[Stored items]
__________

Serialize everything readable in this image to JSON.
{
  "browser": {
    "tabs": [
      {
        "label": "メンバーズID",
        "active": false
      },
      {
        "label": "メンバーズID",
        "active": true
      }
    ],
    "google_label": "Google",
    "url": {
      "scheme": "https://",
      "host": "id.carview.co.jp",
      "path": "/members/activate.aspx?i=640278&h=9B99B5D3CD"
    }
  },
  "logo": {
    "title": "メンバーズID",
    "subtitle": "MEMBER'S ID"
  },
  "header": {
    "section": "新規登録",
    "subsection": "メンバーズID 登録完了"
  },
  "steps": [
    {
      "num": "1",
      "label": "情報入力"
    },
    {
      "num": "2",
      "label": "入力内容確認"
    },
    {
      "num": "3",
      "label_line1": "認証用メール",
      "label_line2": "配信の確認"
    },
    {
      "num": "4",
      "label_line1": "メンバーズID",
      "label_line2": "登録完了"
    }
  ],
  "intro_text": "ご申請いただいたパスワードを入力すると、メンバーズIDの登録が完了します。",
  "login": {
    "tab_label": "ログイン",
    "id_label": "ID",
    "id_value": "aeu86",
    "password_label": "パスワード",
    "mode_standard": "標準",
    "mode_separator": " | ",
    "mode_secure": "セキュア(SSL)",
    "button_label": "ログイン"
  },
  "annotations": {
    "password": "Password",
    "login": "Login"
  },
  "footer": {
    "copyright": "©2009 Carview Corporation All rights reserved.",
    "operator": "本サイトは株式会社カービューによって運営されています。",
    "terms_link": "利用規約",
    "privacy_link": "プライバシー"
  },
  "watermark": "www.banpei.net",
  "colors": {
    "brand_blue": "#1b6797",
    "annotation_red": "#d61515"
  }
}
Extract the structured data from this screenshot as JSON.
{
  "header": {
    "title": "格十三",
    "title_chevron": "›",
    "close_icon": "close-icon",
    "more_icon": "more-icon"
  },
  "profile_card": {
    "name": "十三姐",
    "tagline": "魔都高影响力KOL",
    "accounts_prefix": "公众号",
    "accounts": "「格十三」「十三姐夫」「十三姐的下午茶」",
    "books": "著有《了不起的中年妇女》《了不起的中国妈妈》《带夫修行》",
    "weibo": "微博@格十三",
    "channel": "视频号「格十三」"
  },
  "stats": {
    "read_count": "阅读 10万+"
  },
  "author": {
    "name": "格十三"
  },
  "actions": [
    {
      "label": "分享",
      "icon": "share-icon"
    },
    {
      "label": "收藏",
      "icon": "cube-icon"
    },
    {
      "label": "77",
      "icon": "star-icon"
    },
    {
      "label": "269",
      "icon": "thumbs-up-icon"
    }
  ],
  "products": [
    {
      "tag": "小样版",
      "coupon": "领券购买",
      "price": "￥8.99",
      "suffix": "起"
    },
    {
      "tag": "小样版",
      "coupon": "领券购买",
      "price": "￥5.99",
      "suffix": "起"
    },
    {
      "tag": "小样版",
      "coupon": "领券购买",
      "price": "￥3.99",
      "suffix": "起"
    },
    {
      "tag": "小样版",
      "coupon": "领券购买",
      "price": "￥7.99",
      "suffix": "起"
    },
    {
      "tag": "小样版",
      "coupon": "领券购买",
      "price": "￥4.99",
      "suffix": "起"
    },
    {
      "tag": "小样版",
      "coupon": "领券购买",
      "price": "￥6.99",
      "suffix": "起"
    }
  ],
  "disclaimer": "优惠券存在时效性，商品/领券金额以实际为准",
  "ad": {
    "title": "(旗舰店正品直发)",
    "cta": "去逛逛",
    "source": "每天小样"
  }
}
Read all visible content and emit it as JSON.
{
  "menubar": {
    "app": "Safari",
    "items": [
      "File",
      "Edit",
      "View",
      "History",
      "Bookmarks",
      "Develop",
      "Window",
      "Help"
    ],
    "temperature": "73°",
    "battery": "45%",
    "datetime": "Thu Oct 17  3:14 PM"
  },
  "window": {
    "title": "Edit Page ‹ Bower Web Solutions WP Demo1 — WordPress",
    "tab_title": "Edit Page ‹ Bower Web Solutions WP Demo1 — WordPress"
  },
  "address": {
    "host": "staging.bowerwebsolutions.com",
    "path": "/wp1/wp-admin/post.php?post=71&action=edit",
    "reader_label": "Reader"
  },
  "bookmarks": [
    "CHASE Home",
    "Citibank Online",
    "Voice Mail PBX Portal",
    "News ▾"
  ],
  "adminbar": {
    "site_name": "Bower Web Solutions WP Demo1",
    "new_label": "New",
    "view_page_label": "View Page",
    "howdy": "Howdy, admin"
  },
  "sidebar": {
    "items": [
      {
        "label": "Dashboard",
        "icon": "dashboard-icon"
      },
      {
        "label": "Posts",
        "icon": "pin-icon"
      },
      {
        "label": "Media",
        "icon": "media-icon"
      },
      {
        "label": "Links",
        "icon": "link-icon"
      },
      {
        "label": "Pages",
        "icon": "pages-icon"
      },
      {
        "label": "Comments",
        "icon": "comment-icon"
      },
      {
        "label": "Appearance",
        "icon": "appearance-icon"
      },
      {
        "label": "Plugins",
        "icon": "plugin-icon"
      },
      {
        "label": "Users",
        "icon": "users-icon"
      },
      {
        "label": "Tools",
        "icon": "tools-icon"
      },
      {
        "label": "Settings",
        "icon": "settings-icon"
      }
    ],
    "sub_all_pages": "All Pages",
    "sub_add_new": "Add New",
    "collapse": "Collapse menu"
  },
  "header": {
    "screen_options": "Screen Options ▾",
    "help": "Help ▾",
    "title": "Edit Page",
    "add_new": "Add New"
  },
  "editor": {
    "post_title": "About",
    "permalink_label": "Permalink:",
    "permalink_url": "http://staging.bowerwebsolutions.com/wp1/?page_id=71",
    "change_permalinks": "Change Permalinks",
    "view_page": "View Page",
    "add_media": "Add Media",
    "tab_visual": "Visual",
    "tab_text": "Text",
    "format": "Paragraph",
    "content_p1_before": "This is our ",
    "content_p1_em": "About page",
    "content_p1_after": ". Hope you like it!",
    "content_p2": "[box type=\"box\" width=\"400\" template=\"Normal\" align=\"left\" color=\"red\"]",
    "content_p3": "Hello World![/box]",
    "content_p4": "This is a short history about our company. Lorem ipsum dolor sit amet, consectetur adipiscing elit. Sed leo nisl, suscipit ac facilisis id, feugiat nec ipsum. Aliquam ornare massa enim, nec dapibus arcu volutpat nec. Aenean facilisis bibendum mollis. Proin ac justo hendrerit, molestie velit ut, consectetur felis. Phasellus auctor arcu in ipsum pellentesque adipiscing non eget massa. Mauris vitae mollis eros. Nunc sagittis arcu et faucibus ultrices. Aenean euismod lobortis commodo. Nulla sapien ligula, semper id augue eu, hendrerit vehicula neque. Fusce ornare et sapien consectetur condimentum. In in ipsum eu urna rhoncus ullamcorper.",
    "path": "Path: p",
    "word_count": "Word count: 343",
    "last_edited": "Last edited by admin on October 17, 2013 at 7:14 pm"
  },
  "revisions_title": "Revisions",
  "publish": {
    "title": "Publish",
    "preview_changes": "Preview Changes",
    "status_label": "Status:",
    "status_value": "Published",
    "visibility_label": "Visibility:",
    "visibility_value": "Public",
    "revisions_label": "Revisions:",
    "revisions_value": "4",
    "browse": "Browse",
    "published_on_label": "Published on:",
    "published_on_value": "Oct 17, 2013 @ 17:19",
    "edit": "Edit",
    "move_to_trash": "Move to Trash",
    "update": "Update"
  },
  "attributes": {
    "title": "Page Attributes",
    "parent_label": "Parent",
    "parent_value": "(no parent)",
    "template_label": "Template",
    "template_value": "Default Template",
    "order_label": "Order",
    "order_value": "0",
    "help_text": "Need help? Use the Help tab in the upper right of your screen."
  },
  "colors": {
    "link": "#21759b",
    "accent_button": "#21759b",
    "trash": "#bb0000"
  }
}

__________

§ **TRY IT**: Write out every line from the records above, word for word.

§ **WRITTEN REPLY**:
Serialize everything readable in this image to JSON.
{
  "browser": {
    "tabs": [
      {
        "label": "メンバーズID",
        "active": false
      },
      {
        "label": "メンバーズID",
        "active": true
      }
    ],
    "google_label": "Google",
    "url": {
      "scheme": "https://",
      "host": "id.carview.co.jp",
      "path": "/members/activate.aspx?i=640278&h=9B99B5D3CD"
    }
  },
  "logo": {
    "title": "メンバーズID",
    "subtitle": "MEMBER'S ID"
  },
  "header": {
    "section": "新規登録",
    "subsection": "メンバーズID 登録完了"
  },
  "steps": [
    {
      "num": "1",
      "label": "情報入力"
    },
    {
      "num": "2",
      "label": "入力内容確認"
    },
    {
      "num": "3",
      "label_line1": "認証用メール",
      "label_line2": "配信の確認"
    },
    {
      "num": "4",
      "label_line1": "メンバーズID",
      "label_line2": "登録完了"
    }
  ],
  "intro_text": "ご申請いただいたパスワードを入力すると、メンバーズIDの登録が完了します。",
  "login": {
    "tab_label": "ログイン",
    "id_label": "ID",
    "id_value": "aeu86",
    "password_label": "パスワード",
    "mode_standard": "標準",
    "mode_separator": " | ",
    "mode_secure": "セキュア(SSL)",
    "button_label": "ログイン"
  },
  "annotations": {
    "password": "Password",
    "login": "Login"
  },
  "footer": {
    "copyright": "©2009 Carview Corporation All rights reserved.",
    "operator": "本サイトは株式会社カービューによって運営されています。",
    "terms_link": "利用規約",
    "privacy_link": "プライバシー"
  },
  "watermark": "www.banpei.net",
  "colors": {
    "brand_blue": "#1b6797",
    "annotation_red": "#d61515"
  }
}
Extract the structured data from this screenshot as JSON.
{
  "header": {
    "title": "格十三",
    "title_chevron": "›",
    "close_icon": "close-icon",
    "more_icon": "more-icon"
  },
  "profile_card": {
    "name": "十三姐",
    "tagline": "魔都高影响力KOL",
    "accounts_prefix": "公众号",
    "accounts": "「格十三」「十三姐夫」「十三姐的下午茶」",
    "books": "著有《了不起的中年妇女》《了不起的中国妈妈》《带夫修行》",
    "weibo": "微博@格十三",
    "channel": "视频号「格十三」"
  },
  "stats": {
    "read_count": "阅读 10万+"
  },
  "author": {
    "name": "格十三"
  },
  "actions": [
    {
      "label": "分享",
      "icon": "share-icon"
    },
    {
      "label": "收藏",
      "icon": "cube-icon"
    },
    {
      "label": "77",
      "icon": "star-icon"
    },
    {
      "label": "269",
      "icon": "thumbs-up-icon"
    }
  ],
  "products": [
    {
      "tag": "小样版",
      "coupon": "领券购买",
      "price": "￥8.99",
      "suffix": "起"
    },
    {
      "tag": "小样版",
      "coupon": "领券购买",
      "price": "￥5.99",
      "suffix": "起"
    },
    {
      "tag": "小样版",
      "coupon": "领券购买",
      "price": "￥3.99",
      "suffix": "起"
    },
    {
      "tag": "小样版",
      "coupon": "领券购买",
      "price": "￥7.99",
      "suffix": "起"
    },
    {
      "tag": "小样版",
      "coupon": "领券购买",
      "price": "￥4.99",
      "suffix": "起"
    },
    {
      "tag": "小样版",
      "coupon": "领券购买",
      "price": "￥6.99",
      "suffix": "起"
    }
  ],
  "disclaimer": "优惠券存在时效性，商品/领券金额以实际为准",
  "ad": {
    "title": "(旗舰店正品直发)",
    "cta": "去逛逛",
    "source": "每天小样"
  }
}
Read all visible content and emit it as JSON.
{
  "menubar": {
    "app": "Safari",
    "items": [
      "File",
      "Edit",
      "View",
      "History",
      "Bookmarks",
      "Develop",
      "Window",
      "Help"
    ],
    "temperature": "73°",
    "battery": "45%",
    "datetime": "Thu Oct 17  3:14 PM"
  },
  "window": {
    "title": "Edit Page ‹ Bower Web Solutions WP Demo1 — WordPress",
    "tab_title": "Edit Page ‹ Bower Web Solutions WP Demo1 — WordPress"
  },
  "address": {
    "host": "staging.bowerwebsolutions.com",
    "path": "/wp1/wp-admin/post.php?post=71&action=edit",
    "reader_label": "Reader"
  },
  "bookmarks": [
    "CHASE Home",
    "Citibank Online",
    "Voice Mail PBX Portal",
    "News ▾"
  ],
  "adminbar": {
    "site_name": "Bower Web Solutions WP Demo1",
    "new_label": "New",
    "view_page_label": "View Page",
    "howdy": "Howdy, admin"
  },
  "sidebar": {
    "items": [
      {
        "label": "Dashboard",
        "icon": "dashboard-icon"
      },
      {
        "label": "Posts",
        "icon": "pin-icon"
      },
      {
        "label": "Media",
        "icon": "media-icon"
      },
      {
        "label": "Links",
        "icon": "link-icon"
      },
      {
        "label": "Pages",
        "icon": "pages-icon"
      },
      {
        "label": "Comments",
        "icon": "comment-icon"
      },
      {
        "label": "Appearance",
        "icon": "appearance-icon"
      },
      {
        "label": "Plugins",
        "icon": "plugin-icon"
      },
      {
        "label": "Users",
        "icon": "users-icon"
      },
      {
        "label": "Tools",
        "icon": "tools-icon"
      },
      {
        "label": "Settings",
        "icon": "settings-icon"
      }
    ],
    "sub_all_pages": "All Pages",
    "sub_add_new": "Add New",
    "collapse": "Collapse menu"
  },
  "header": {
    "screen_options": "Screen Options ▾",
    "help": "Help ▾",
    "title": "Edit Page",
    "add_new": "Add New"
  },
  "editor": {
    "post_title": "About",
    "permalink_label": "Permalink:",
    "permalink_url": "http://staging.bowerwebsolutions.com/wp1/?page_id=71",
    "change_permalinks": "Change Permalinks",
    "view_page": "View Page",
    "add_media": "Add Media",
    "tab_visual": "Visual",
    "tab_text": "Text",
    "format": "Paragraph",
    "content_p1_before": "This is our ",
    "content_p1_em": "About page",
    "content_p1_after": ". Hope you like it!",
    "content_p2": "[box type=\"box\" width=\"400\" template=\"Normal\" align=\"left\" color=\"red\"]",
    "content_p3": "Hello World![/box]",
    "content_p4": "This is a short history about our company. Lorem ipsum dolor sit amet, consectetur adipiscing elit. Sed leo nisl, suscipit ac facilisis id, feugiat nec ipsum. Aliquam ornare massa enim, nec dapibus arcu volutpat nec. Aenean facilisis bibendum mollis. Proin ac justo hendrerit, molestie velit ut, consectetur felis. Phasellus auctor arcu in ipsum pellentesque adipiscing non eget massa. Mauris vitae mollis eros. Nunc sagittis arcu et faucibus ultrices. Aenean euismod lobortis commodo. Nulla sapien ligula, semper id augue eu, hendrerit vehicula neque. Fusce ornare et sapien consectetur condimentum. In in ipsum eu urna rhoncus ullamcorper.",
    "path": "Path: p",
    "word_count": "Word count: 343",
    "last_edited": "Last edited by admin on October 17, 2013 at 7:14 pm"
  },
  "revisions_title": "Revisions",
  "publish": {
    "title": "Publish",
    "preview_changes": "Preview Changes",
    "status_label": "Status:",
    "status_value": "Published",
    "visibility_label": "Visibility:",
    "visibility_value": "Public",
    "revisions_label": "Revisions:",
    "revisions_value": "4",
    "browse": "Browse",
    "published_on_label": "Published on:",
    "published_on_value": "Oct 17, 2013 @ 17:19",
    "edit": "Edit",
    "move_to_trash": "Move to Trash",
    "update": "Update"
  },
  "attributes": {
    "title": "Page Attributes",
    "parent_label": "Parent",
    "parent_value": "(no parent)",
    "template_label": "Template",
    "template_value": "Default Template",
    "order_label": "Order",
    "order_value": "0",
    "help_text": "Need help? Use the Help tab in the upper right of your screen."
  },
  "colors": {
    "link": "#21759b",
    "accent_button": "#21759b",
    "trash": "#bb0000"
  }
}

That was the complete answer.